Puraka, Rechaka, Kumbhaka
In-breathing (Puraka): "Even as a man sucks in water through the stem of a lotus even so should breath be drawn in. Such are the characteristics of in-breathing (puraka)." (Amrita Nada Up. 12.)
Out-breathing (Rechaka): consists in giving out, through the nostrils, the impure air from the lungs.
"Blowing out the air which is not part of one's body into the outside space and keeping to a state of emptiness, such are the characteristics of out-breathing (Rechaka)." (Amrita Nada Up. 11.)
Holding the Breath (Kumbhaka): "To keep still without breathing in, nor breathing out, nor move any limb, such are the characteristics of the Chalice (Kumbhaka)." (Amrita Nada Up. 15.)
Holding the breath (Kumbhaka) or "Chalice" is of two kinds: (a) The outward Chalice (bahya kumbhaka) consists in breathing out and then stopping the breath. The method usually adopted is to breathe in for the time it takes to repeat four times the sacred Syllable of Obeisance AUM, breathe out for the time it takes to repeat the syllable eight times, and stop breathing for the time it takes to repeat AUM sixteen times.
(b) The inward Chalice (abhyantara kumbhaka) consists in breathing in, then holding the breath before breathing out. The method usually adopted is to breathe in for four AUMS, hold for sixteen AUMS, and breathe out for eight AUMS.
The Absolute Chalice (kevala kumbhaka), or Stupefied Breathing (stambhavritti pranayama) consists in stopping the breath without effort at any point of in- or out-breathing. To do this, breathe regularly for some time, in-breathing for four AUMS, and breathing out for eight AUMS; then stop wherever convenient, and hold the breath for sixteen AUMS.
"That breath control in which the breath is held without effort and without breathing in or out, everyone calls the Absolute Chalice, kevala kumbhaka."

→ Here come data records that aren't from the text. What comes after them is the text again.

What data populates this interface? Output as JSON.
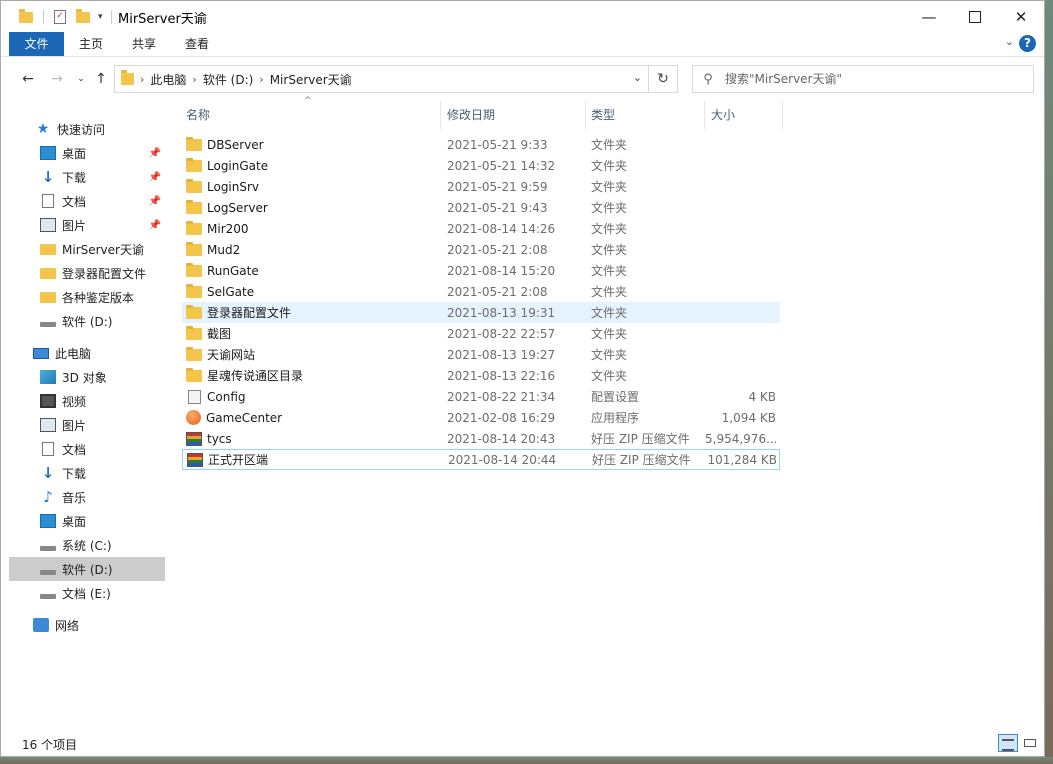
{
  "window": {
    "title": "MirServer天谕"
  },
  "ribbon": {
    "tabs": [
      "文件",
      "主页",
      "共享",
      "查看"
    ],
    "help_label": "?"
  },
  "nav": {
    "breadcrumb": [
      "此电脑",
      "软件 (D:)",
      "MirServer天谕"
    ],
    "search_placeholder": "搜索\"MirServer天谕\""
  },
  "sidebar": {
    "items": [
      {
        "label": "快速访问",
        "icon": "star-icon"
      },
      {
        "label": "桌面",
        "icon": "desktop-icon",
        "pinned": true
      },
      {
        "label": "下载",
        "icon": "download-icon",
        "pinned": true
      },
      {
        "label": "文档",
        "icon": "document-icon",
        "pinned": true
      },
      {
        "label": "图片",
        "icon": "pictures-icon",
        "pinned": true
      },
      {
        "label": "MirServer天谕",
        "icon": "folder-icon"
      },
      {
        "label": "登录器配置文件",
        "icon": "folder-icon"
      },
      {
        "label": "各种鉴定版本",
        "icon": "folder-icon"
      },
      {
        "label": "软件 (D:)",
        "icon": "drive-icon"
      },
      {
        "label": "此电脑",
        "icon": "computer-icon"
      },
      {
        "label": "3D 对象",
        "icon": "3d-objects-icon"
      },
      {
        "label": "视频",
        "icon": "video-icon"
      },
      {
        "label": "图片",
        "icon": "pictures-icon"
      },
      {
        "label": "文档",
        "icon": "document-icon"
      },
      {
        "label": "下载",
        "icon": "download-icon"
      },
      {
        "label": "音乐",
        "icon": "music-icon"
      },
      {
        "label": "桌面",
        "icon": "desktop-icon"
      },
      {
        "label": "系统 (C:)",
        "icon": "drive-icon"
      },
      {
        "label": "软件 (D:)",
        "icon": "drive-icon",
        "selected": true
      },
      {
        "label": "文档 (E:)",
        "icon": "drive-icon"
      },
      {
        "label": "网络",
        "icon": "network-icon"
      }
    ]
  },
  "columns": {
    "name": "名称",
    "date": "修改日期",
    "type": "类型",
    "size": "大小"
  },
  "files": [
    {
      "name": "DBServer",
      "date": "2021-05-21 9:33",
      "type": "文件夹",
      "size": "",
      "icon": "folder"
    },
    {
      "name": "LoginGate",
      "date": "2021-05-21 14:32",
      "type": "文件夹",
      "size": "",
      "icon": "folder"
    },
    {
      "name": "LoginSrv",
      "date": "2021-05-21 9:59",
      "type": "文件夹",
      "size": "",
      "icon": "folder"
    },
    {
      "name": "LogServer",
      "date": "2021-05-21 9:43",
      "type": "文件夹",
      "size": "",
      "icon": "folder"
    },
    {
      "name": "Mir200",
      "date": "2021-08-14 14:26",
      "type": "文件夹",
      "size": "",
      "icon": "folder"
    },
    {
      "name": "Mud2",
      "date": "2021-05-21 2:08",
      "type": "文件夹",
      "size": "",
      "icon": "folder"
    },
    {
      "name": "RunGate",
      "date": "2021-08-14 15:20",
      "type": "文件夹",
      "size": "",
      "icon": "folder"
    },
    {
      "name": "SelGate",
      "date": "2021-05-21 2:08",
      "type": "文件夹",
      "size": "",
      "icon": "folder"
    },
    {
      "name": "登录器配置文件",
      "date": "2021-08-13 19:31",
      "type": "文件夹",
      "size": "",
      "icon": "folder",
      "state": "hover"
    },
    {
      "name": "截图",
      "date": "2021-08-22 22:57",
      "type": "文件夹",
      "size": "",
      "icon": "folder"
    },
    {
      "name": "天谕网站",
      "date": "2021-08-13 19:27",
      "type": "文件夹",
      "size": "",
      "icon": "folder"
    },
    {
      "name": "星魂传说通区目录",
      "date": "2021-08-13 22:16",
      "type": "文件夹",
      "size": "",
      "icon": "folder"
    },
    {
      "name": "Config",
      "date": "2021-08-22 21:34",
      "type": "配置设置",
      "size": "4 KB",
      "icon": "config"
    },
    {
      "name": "GameCenter",
      "date": "2021-02-08 16:29",
      "type": "应用程序",
      "size": "1,094 KB",
      "icon": "app"
    },
    {
      "name": "tycs",
      "date": "2021-08-14 20:43",
      "type": "好压 ZIP 压缩文件",
      "size": "5,954,976...",
      "icon": "zip"
    },
    {
      "name": "正式开区端",
      "date": "2021-08-14 20:44",
      "type": "好压 ZIP 压缩文件",
      "size": "101,284 KB",
      "icon": "zip",
      "state": "focused"
    }
  ],
  "status": {
    "item_count": "16 个项目"
  }
}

"He who is successful in the absolute chalice, without breathing in or out, finds nothing in the three worlds beyond his reach." (Vasishtha Samhita.)
"When, following the above method, the breath can be stopped for three ghatikas (one hour and a quarter), the yogi can realize all the attainments he wishes for without doubt." (Shiva Samhita 3, 62.)
Click here to be alerted
about our next book